→ **Work task**: Find how many lines of the records below contain the word "venue" and write that number by itself.

→ **Data supplied**:
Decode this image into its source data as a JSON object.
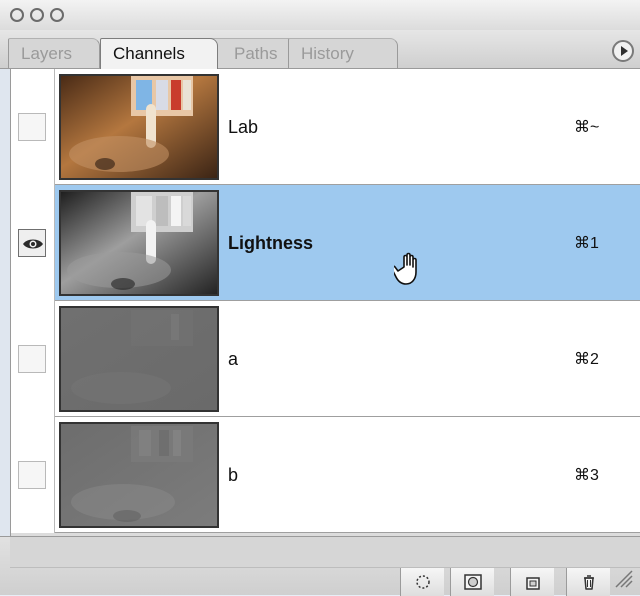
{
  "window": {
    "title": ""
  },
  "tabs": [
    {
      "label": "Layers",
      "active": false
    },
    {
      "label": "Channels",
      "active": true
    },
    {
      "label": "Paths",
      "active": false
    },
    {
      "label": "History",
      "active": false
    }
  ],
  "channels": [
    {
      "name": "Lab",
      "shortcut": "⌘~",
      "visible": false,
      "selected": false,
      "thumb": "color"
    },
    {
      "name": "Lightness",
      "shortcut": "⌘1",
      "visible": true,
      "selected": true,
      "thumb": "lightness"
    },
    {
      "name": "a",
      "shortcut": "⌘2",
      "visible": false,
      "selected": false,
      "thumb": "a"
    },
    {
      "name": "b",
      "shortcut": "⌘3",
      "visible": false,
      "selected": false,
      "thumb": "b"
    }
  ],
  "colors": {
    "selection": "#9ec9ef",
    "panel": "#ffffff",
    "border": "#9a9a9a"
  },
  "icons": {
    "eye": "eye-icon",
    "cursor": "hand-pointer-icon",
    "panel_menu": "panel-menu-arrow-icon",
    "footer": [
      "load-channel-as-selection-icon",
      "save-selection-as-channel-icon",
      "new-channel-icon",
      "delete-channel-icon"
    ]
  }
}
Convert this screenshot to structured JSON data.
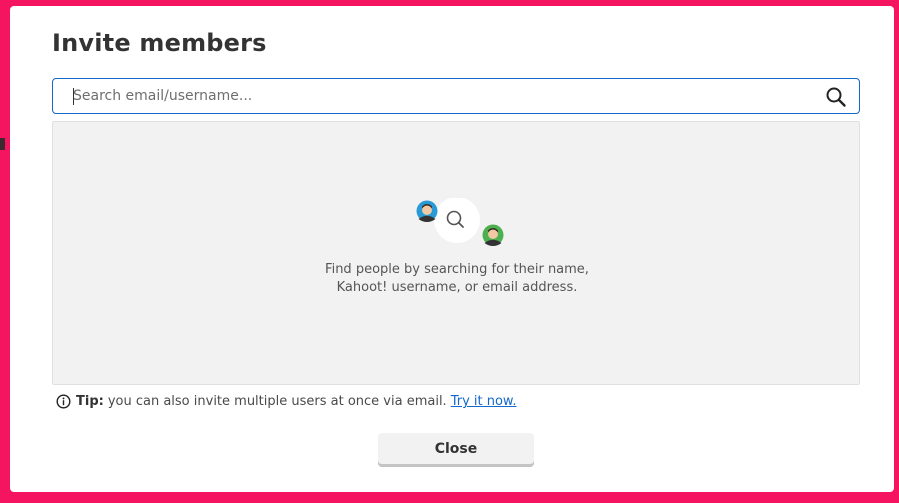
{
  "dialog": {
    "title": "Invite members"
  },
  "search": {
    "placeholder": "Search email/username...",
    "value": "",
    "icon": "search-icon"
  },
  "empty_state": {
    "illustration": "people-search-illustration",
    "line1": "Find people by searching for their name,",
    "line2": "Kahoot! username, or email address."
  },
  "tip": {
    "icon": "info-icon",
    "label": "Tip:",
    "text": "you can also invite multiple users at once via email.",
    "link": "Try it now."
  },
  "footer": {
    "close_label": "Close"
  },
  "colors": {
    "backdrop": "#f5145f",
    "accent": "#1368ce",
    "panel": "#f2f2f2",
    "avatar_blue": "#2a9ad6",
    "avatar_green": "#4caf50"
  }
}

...

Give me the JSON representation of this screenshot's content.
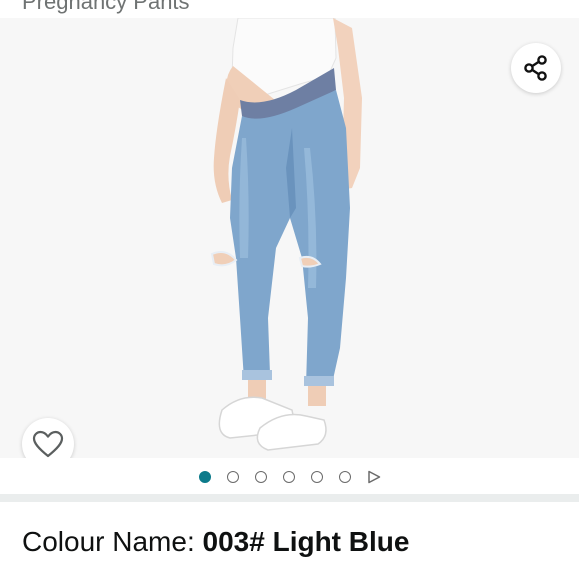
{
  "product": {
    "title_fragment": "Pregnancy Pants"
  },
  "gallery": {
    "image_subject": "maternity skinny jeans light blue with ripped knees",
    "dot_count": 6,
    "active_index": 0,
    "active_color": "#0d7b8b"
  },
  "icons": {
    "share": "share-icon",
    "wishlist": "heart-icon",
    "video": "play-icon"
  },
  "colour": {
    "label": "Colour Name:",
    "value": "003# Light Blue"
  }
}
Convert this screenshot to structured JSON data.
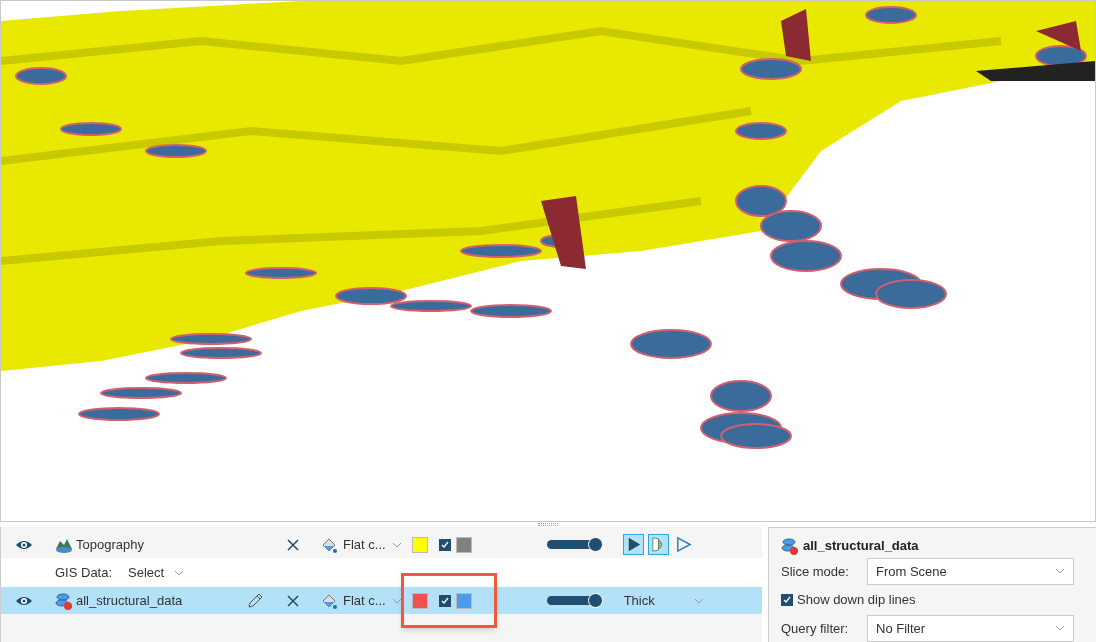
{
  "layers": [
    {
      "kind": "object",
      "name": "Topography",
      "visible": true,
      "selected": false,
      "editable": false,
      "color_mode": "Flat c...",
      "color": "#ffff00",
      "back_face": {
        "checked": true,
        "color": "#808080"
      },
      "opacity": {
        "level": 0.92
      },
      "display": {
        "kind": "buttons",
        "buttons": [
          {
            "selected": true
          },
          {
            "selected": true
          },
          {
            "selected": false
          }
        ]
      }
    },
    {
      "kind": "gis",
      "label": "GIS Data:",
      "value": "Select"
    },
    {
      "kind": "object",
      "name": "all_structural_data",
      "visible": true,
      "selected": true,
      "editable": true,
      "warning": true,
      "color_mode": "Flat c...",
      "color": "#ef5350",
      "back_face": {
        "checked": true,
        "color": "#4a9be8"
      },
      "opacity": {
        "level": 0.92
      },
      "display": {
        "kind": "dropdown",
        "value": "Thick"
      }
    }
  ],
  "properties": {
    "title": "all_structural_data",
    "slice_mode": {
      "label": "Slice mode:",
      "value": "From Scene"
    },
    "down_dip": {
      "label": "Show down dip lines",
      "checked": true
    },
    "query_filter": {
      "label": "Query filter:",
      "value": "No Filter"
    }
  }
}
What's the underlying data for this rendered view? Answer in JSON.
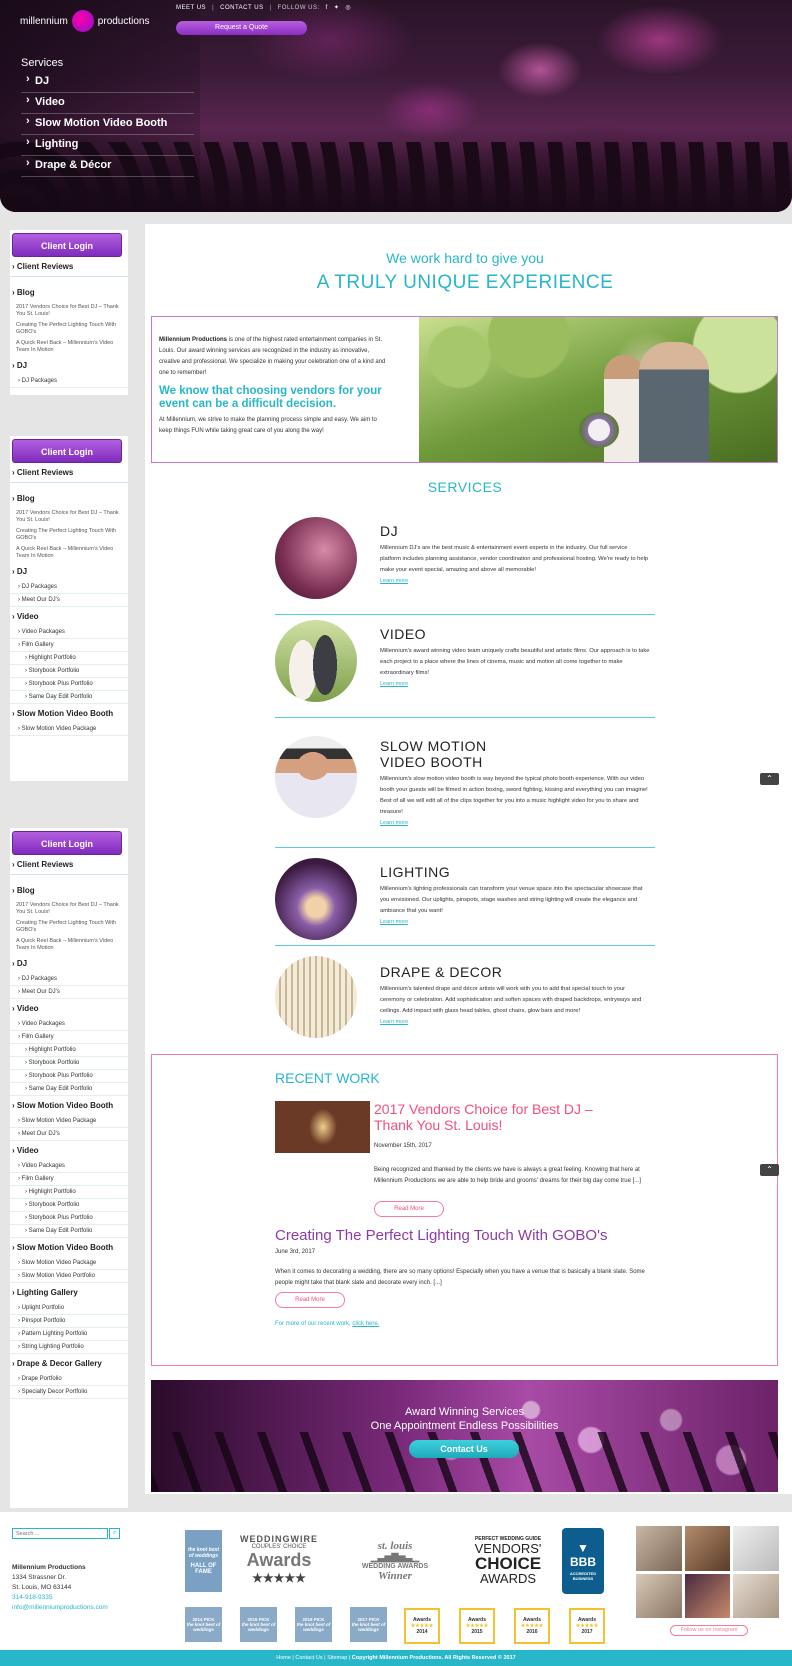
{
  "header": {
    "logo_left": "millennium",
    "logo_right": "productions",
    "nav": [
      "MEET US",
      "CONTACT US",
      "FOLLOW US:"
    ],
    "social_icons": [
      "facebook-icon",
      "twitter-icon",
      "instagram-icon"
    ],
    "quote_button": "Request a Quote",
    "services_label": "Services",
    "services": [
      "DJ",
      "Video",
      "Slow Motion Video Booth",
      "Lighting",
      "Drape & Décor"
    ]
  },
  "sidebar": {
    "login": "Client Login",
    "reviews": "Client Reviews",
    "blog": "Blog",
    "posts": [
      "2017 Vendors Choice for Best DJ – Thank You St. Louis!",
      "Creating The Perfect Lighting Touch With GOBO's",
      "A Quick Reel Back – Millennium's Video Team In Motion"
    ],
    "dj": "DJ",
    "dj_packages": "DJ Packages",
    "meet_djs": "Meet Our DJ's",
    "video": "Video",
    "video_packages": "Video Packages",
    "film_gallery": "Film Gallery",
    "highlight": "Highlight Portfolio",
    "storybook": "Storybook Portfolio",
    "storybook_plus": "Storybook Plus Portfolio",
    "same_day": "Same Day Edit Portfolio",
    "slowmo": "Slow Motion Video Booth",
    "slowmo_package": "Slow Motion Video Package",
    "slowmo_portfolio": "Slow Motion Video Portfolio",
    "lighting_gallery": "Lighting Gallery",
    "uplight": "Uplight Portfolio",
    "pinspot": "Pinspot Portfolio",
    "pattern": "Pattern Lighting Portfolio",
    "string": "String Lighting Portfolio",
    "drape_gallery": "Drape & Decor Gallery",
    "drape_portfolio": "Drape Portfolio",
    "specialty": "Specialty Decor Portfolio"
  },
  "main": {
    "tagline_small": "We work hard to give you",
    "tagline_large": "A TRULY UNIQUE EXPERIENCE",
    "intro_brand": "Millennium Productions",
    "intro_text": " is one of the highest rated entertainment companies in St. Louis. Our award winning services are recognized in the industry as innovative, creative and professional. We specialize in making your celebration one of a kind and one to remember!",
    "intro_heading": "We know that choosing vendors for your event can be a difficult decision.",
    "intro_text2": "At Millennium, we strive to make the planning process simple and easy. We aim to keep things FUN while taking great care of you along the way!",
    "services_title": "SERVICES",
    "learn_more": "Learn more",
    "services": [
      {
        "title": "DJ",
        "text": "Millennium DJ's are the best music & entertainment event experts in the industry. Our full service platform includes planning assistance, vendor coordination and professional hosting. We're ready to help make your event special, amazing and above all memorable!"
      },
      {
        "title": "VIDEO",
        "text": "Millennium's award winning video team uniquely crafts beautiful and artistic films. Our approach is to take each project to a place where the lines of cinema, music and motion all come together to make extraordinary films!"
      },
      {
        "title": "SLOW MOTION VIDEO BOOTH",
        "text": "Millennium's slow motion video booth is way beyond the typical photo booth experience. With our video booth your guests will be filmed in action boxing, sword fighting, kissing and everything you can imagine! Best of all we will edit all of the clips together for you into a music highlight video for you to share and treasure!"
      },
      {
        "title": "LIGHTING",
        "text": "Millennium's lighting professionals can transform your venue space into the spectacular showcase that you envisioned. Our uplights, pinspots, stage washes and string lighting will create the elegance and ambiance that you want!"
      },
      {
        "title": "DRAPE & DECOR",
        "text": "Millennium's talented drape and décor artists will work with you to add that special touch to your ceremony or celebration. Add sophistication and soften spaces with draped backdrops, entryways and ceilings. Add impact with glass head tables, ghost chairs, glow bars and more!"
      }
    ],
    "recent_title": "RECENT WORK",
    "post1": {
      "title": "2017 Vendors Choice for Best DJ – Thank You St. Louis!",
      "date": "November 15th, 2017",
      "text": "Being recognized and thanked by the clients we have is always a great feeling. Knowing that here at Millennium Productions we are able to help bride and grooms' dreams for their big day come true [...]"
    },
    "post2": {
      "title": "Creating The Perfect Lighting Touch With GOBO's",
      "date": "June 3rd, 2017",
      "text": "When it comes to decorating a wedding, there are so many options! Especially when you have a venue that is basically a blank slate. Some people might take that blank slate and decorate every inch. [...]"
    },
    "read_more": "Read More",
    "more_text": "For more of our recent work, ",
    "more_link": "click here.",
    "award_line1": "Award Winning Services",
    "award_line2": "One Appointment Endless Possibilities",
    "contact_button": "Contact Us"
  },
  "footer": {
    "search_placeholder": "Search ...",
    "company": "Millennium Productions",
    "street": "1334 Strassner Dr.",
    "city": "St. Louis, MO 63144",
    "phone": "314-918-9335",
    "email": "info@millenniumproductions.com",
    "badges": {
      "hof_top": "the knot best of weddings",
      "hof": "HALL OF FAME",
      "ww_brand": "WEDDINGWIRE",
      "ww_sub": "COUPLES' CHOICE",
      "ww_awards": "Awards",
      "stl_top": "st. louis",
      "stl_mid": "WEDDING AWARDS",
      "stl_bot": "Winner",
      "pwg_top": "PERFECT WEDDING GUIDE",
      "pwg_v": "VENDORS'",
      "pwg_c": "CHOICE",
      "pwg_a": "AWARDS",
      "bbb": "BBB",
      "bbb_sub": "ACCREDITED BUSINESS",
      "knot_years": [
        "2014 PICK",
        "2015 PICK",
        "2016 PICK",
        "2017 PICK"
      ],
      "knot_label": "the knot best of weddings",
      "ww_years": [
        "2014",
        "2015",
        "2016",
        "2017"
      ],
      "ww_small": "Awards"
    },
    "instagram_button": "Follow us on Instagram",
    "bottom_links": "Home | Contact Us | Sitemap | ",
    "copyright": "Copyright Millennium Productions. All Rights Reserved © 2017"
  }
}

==

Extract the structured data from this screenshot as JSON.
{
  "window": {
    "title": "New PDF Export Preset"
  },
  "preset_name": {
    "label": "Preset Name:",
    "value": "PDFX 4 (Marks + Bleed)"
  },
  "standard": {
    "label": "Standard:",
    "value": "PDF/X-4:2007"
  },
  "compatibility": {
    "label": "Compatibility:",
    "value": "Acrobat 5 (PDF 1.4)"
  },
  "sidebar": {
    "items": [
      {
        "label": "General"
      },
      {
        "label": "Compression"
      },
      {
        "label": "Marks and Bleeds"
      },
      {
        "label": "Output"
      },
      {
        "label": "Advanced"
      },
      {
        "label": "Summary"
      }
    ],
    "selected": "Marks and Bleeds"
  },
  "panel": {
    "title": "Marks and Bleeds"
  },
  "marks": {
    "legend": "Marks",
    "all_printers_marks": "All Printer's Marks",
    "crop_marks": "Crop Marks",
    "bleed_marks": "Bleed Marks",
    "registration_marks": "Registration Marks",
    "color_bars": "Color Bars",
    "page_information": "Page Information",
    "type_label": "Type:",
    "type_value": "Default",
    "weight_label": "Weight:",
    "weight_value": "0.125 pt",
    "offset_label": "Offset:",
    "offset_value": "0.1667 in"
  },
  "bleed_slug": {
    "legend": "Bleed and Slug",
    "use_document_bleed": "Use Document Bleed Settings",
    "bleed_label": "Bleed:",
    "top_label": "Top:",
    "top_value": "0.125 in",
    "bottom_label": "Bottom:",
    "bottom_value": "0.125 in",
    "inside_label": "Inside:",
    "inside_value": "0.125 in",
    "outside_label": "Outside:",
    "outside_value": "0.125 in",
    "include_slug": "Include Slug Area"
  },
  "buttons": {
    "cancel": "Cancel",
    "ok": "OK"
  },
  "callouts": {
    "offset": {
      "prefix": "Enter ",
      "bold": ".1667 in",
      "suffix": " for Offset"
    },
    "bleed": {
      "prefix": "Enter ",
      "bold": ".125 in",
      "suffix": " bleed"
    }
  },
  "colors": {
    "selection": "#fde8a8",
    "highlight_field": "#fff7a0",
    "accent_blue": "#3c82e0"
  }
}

→ **Response below**: 2